More pertinently for Beckham's long-term future with the Spanish champions, Real's deposed manager, Vicente del Bosque, who is believed to have been at best neutral towards his signing and at worst opposed, wished him well in his first interview since his sacking.
Speaking to Marca, Del Bosque was more aggrieved that he had been dismissed without being allowed a farewell press conference and had been informed of the board's decision "in the loneliness of a corridor at 11 o'clock at night" by Real's sporting director, Jorge Valdano. He also attacked as "unthinkable" the dismissal of Real's captain, Fernando Hierro, another who did not appreciate the moves to bring in Beckham.
Tomorrow at 12.30pm - to coincide with peak-time viewing in Japan - Beckham will be taken to the stadium owned by Real's basketball team where he will officially sign the four-year contract worth £18m and be presented with his snow-white shirt by Alfredo di Stefano, the honorary head of the club and, for all the hype surrounding Beckham and Ronaldo, the man who is still Real's greatest player. Curiously, given all the money riding on the shirt sales, it is unlikely that it will have a number on the back.
Much of this is to do with politics in the Bernabeu. The No 7 shirt is Raul's and, with Hierro's departure, he now runs the dressing-room completely, and has made his coolness towards Beckham known.
Hierro's No 4 shirt is, of course, available but the feeling is that it properly belongs to a central defender. Ronaldo has long had designs on Fernando Morientes' No 9 shirt, which the Spaniard has a contract entitling him to wear.
If Morientes is sold, Ronaldo's No 11 will become available, or Beckham could wear Steve McManaman's No 8 should Everton succeed in luring the former Liverpool player back to Merseyside.
There are no plans for Beckham, whose tours of America and the Far East have been designed to keep the British media at arm's length, to give a press conference in Madrid. He will be interviewed, not one assumes in any great depth, by Real's website and the responses will be posted tomorrow afternoon.
Apart from close-up views of the Beckham torso and tattoos, Japanese television will not be getting much for its money.

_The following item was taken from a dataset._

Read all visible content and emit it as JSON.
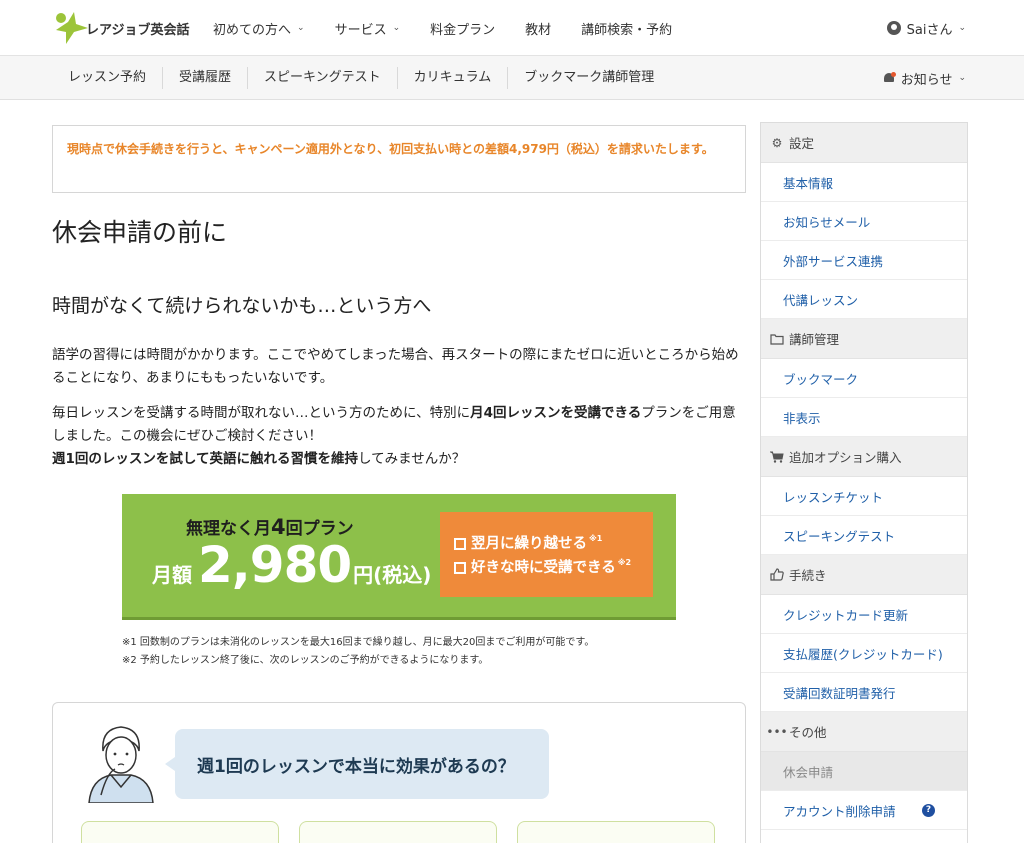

The only real concern of the club doctor, Juan Hernandez, is whether the broken wrist sustained against South Africa in May has mended. Because of limited blood supply, the scaphoid bone is a slow healer, but it is unlikely that Beckham would require an operation, although that too might open revenue-generating possibilities for Real, with all the procedures broadcast live and sponsors' logos displayed on the scalpels.Reuse content